The guide’s moral justification for this process is more difficult to parse, with reasoning ranging from “providence” to “aesthetics.” “It is God who in His providence has allowed us to learn in the late 20th century about woman’s alternating fertility and infertility-and about Natural Family Planning-at the same time that other medical advances greatly increased the population survival rate,” Couple to Couple explains before detailing a more compelling argument-the sex is better, too. “Contraceptive condoms (male or female), sponges, diaphragms and foams have definite problems in the area of ‘aesthetics’-many couples find them downright unpleasant, and they interfere with spontaneity.”
I weigh the difference between wild yam extract and estrogen, barrier methods and calculated infertile sex, “sex for pleasure” and “family planning,” and wish I could find a customer to help explain her preferences. I consider the fact that on Halloween, even the staunchest pro-life customer might be moved to skip across the street to the CVS, where Kit Kats are stocked alongside condoms. Before I leave, I wonder if I can justify expensing the $24.95 book for further study. Instead, I settle on a companion piece, the “Art of Natural Family Planning Chart Booklet” ($2). I approach Pam for the sale.
“Are you going to use it?” she asks, hesitating to go back behind the counter to ring up my purchase.

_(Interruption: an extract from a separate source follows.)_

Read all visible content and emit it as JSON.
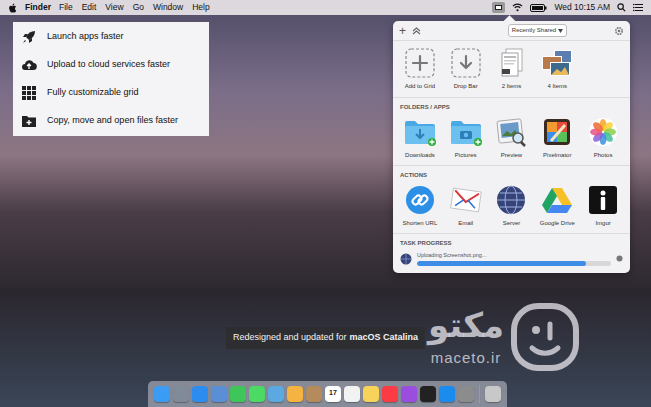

Of course I’m not going to use it, I think. I’m going to skim over it, extract its detail, and use it to color my essay on your place of business.
“They’re paired with the books, and we only have a limited number,” Pam explains, still not making the move behind the counter. Her husband sits silent behind the partition. I eye the large stack of charts by the door, which has not opened since my arrival. “So you’re not going to sell it to me?”
Pam doesn’t answer me, just sighs, moves behind the counter, and punches in the data. I stand in silence for several minutes as Pam moves through the arduous sale; the item’s ID number, 123-456, doesn’t register correctly in the pharmacy’s system. Pam follows a dozen curt orders from her husband before dialing a number on the telephone for outside help. I offer to pay for the booklet without a receipt.
At last I leave with booklet in hand. Within it are hundreds of tidy checkable boxes for tracking one’s “coitus record” and “mucus sensations.”
Photo by Gnarles Monkey.